Most Martial Artists will have heard some variation on the “Empty your cup” at some point in their training career. For those who have not, or would like a reminder, here are two of the many incarnations – Empty your Cup (long), A Cup of Tea (short). Even if you are not a Martial Artist, you may have otherwise seen some form of the story in movies or television such as the Empty your Cup (video) scene from The Forbidden Kingdom (one of my favourites).
The story can be found in various writings such as Zen Flesh, Zen Bones (a compilation of four books that includes 101 Zen Stories, referenced above) and through word of mouth from teachers to students. You can see how different these two stories are, but the collective message is obvious and, arguably, intuitive: To open yourself up to learn, you must be willing to allow this knowledge purchase in the ledge of your mind; If you come replete with your own ideas and conceptions, you’ll miss the lesson.
Great advice. I’ve told this story many times when training new students, and reminded myself of it many times whenever I’m learning from a new teacher. Remember all of the times that you’ve looked for something and could never find it because you had it in your head that it was some place completely different? How about those times that you have looked at an optical illusion and had to shift how you saw it to be able to see the other illusion?
Both are examples of ’emptying’ your mind, to some extent – which is an invaluable skill, in my opinion, for everyone in today’s world.
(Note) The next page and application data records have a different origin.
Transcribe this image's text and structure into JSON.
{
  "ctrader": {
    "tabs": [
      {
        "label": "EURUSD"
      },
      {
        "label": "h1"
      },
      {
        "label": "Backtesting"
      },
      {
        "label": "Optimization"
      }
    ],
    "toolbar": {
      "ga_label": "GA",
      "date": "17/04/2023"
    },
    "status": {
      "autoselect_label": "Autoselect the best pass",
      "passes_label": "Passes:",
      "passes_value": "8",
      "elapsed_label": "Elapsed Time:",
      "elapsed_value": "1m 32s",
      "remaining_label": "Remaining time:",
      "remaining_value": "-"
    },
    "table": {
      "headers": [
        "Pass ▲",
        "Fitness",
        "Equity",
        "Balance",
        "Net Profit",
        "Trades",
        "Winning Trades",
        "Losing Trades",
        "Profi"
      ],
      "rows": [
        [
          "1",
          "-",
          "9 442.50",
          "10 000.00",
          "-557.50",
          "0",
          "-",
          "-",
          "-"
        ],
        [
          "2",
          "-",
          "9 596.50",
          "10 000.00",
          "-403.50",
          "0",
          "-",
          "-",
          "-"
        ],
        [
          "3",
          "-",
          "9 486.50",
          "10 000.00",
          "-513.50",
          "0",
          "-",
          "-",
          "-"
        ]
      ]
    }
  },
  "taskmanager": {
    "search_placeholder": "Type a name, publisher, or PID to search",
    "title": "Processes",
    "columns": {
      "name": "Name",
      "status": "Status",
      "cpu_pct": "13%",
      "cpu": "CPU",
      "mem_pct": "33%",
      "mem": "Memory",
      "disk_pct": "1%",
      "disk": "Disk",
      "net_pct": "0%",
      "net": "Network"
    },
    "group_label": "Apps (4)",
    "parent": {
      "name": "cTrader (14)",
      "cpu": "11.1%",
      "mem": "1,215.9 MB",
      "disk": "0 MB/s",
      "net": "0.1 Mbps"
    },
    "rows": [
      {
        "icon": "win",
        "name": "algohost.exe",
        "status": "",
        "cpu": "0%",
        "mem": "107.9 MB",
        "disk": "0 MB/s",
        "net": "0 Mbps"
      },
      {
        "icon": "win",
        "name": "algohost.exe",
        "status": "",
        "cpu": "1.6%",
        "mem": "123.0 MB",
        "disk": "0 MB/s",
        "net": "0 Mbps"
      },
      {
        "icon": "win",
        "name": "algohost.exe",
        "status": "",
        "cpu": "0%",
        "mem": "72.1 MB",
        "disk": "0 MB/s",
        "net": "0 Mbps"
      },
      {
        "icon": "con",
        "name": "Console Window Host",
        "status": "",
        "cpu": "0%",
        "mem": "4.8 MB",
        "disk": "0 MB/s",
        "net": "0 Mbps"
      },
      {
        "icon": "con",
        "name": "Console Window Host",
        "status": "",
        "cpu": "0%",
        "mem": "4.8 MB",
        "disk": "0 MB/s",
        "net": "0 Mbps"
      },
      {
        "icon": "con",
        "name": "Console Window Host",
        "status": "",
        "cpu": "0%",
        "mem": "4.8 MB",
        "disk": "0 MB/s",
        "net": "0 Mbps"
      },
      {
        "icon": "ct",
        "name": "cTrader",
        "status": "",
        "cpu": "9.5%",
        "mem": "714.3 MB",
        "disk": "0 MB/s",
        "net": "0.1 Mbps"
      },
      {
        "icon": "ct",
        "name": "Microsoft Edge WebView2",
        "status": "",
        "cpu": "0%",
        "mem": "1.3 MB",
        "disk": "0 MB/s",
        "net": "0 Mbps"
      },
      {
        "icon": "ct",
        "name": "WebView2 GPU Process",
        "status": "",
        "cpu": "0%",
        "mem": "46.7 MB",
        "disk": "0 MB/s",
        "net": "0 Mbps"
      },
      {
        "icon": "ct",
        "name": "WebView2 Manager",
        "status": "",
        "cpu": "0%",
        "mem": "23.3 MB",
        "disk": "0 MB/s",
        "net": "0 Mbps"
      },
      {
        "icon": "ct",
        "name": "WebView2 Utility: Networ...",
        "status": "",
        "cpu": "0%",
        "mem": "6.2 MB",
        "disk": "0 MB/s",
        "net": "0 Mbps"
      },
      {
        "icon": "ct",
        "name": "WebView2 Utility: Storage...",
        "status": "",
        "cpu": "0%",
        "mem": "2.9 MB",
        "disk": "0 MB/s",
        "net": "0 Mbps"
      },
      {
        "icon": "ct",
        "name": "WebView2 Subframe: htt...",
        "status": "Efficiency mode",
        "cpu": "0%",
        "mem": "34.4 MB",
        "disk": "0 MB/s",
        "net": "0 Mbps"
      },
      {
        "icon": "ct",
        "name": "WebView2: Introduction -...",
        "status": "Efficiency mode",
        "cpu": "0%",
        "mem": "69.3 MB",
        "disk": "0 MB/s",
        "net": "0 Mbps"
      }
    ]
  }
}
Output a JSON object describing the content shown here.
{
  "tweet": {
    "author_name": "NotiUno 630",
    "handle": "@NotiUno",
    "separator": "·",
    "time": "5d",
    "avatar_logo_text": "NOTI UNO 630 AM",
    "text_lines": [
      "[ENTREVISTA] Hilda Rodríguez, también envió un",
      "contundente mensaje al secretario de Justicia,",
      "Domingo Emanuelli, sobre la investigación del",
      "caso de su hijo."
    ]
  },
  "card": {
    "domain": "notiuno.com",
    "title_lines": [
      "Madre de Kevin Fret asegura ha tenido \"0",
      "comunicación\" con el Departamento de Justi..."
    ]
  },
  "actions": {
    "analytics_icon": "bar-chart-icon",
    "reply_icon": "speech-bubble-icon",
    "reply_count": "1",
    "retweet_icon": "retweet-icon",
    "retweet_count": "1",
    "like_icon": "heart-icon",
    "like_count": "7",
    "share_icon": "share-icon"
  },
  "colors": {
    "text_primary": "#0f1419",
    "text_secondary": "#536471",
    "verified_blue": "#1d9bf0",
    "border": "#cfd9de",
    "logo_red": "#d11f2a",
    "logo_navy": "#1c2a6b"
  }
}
I would like to add a little to this interpretation though. The root lesson makes a lot of sense, but what we should not forget in this equation is the allegory of the ‘cup’. You are the cup, and knowledge is the tea – so, without throwing the baby out with the bathwater, I would like to walk through some amplifying interpretations of this story.
First off, if you come to a teacher in search of knowledge, when you’re cup is full then you will only have your tea when you leave. For many, they are willing to believe that their tea is worth more, so they dismiss the value of other tea’s. When this happens, you have to ask yourself why you went in the first place? Did you go to learn, or did you go to try and show off?
Second, remember that you are the cup – everything that you put into the cup will have an impact. In ancient China, the tea pot was seasoned by the tea that went into it – so much so, that the teapot itself would have tea poured on the outside to cause it to stain and take on unique designs from said stains. If you never empty your cup, you can never put new tea into the cup. You can continually use the same tea and still take on this uniqueness but, arguably, diverse tea backgrounds would make this uniqueness a comprehensive experience.
And finally (although I am sure that more allegorical lessons can be found in the story), how does someone empty their cup? Who wants to waste good tea by throwing it out? Experience the tea that you put in your cup – if you like it, take more and let the stain design your cup a little more. If you don’t, then change teas. Either way, drink the tea that you or your teacher puts in the cup!